‘Hamilton’ Fans Face Hardships When Schenectady Tickets Head On Sale
It seems that every time the highly-acclaimed Broadway musical Hamilton hits a new theater, fans are sent into a frenzy. So, when tickets went on sale for Proctors in Schenectady, New York, the inevitable happened: too many fans tried to buy tickets at the same time.
Yesterday, Hamilton tickets went on sale 28 months after the news was first announced. While people flooded the box office in-person – some lining up outside as early as 3:25 a.m. – others took their chances in the cyber universe and waited in a virtual queue. According to the Times Union, callers reported busy signals starting at 10 a.m. on all 200 of Proctors’ incoming phone lines. Many others faced difficulties trying to purchase seats online as they were booted out of the queue and received error messages.
— MLGFX (@majorleaguegfx) June 24, 2019
proctors hamilton I’ve gone through the Queue 3 times so far and each time get booted out near the end for a gateway error. The phone hasn’t been reachable at all. Now what are the suggestions to get these tickets?
— Donna Miller (@DonnaMi41046339) June 24, 2019
Honestly this is more stressful than the New York Comic Con online queue. @Lin_Manuel please give me strength to survive and get tickets to Hamilton at Proctors
— Alanna Kellogg (@alanna_kellogg) June 24, 2019
What should we do @proctors?
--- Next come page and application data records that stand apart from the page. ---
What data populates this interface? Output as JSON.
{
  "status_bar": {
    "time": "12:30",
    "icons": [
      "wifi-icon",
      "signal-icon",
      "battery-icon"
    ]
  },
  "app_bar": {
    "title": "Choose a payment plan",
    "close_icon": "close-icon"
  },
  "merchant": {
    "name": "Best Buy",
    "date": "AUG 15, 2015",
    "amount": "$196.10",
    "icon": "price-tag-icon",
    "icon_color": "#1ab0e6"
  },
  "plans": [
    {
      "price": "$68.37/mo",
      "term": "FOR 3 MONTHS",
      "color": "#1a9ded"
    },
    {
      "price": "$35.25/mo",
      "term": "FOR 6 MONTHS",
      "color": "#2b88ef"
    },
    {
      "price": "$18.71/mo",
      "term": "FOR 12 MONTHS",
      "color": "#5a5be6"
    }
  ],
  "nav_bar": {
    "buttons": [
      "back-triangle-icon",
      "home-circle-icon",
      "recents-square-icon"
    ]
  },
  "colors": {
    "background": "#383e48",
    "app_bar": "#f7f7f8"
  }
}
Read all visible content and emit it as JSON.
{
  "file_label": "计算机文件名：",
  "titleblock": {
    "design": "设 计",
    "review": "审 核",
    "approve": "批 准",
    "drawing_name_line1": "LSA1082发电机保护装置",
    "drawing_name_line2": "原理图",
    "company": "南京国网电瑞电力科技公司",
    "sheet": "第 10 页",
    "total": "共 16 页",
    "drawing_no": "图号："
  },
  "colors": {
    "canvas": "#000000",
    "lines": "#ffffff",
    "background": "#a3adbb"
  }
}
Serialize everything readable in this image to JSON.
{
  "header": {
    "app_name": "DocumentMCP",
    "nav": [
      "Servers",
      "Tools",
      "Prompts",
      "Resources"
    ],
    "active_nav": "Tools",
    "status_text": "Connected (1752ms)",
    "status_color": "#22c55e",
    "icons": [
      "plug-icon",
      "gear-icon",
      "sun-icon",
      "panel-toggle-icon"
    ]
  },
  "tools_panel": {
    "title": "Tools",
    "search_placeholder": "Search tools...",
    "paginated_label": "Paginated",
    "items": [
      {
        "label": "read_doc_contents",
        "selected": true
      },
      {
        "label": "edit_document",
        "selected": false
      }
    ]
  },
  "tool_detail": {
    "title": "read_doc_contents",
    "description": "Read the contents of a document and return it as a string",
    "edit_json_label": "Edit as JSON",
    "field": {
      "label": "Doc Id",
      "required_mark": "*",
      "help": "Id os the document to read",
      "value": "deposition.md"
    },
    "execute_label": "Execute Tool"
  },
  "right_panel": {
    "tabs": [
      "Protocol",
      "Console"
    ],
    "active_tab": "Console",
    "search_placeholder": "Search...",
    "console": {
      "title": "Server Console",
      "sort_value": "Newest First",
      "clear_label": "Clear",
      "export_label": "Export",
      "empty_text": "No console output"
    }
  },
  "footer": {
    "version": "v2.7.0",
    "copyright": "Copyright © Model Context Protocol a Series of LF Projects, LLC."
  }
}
Was at final step to purchase tickets for Hamilton online. Had selected tix, typed in credit card info and hit next —- then we were sent back to beginning of process and are waiting in the cue AGAIN! 🙁
— Susan Mehalick (@editricks) June 24, 2019
Got through the Proctors queue for Hamilton tickets. Must of been why the last 1000 flew by pic.twitter.com/qiuOq15FUP
— farewell, tiara; this song is yours (@kimbroh2o) June 24, 2019
Trying to get Hamilton tickets at Proctors online is a total shitshow.
Wait in queue, get 502 error… Wait in queue, get 502 error… Wait in queue, get 502 error…
— Darth Stateworker (@DarthStateworkr) June 24, 2019
Once the issue became prevalent, Proctors issued an apology to fans and opened the online queue so anyone would be able to access the online store. CEO Philip Morris told Times Union that the theater used a third party company for online sales, but are working with an in-house ticket purchasing program.
Later in the afternoon, around 1,000 more tickets were released. Morris said most of the approximately 22,000 tickets set to go on sale Monday were gone, but more were still being held back to be used for the $10 lottery tickets ahead of each show.
“Overall, I’d say the day went very well,” Morris said, “but that doesn’t make you feel any better if you were one of the ones who had a problem with the (online) queue. We’re sorry for that.” He noted that the queue held at times more than 17,000 buyers, and while issues did occur, “it didn’t happen to very many, all things considered.”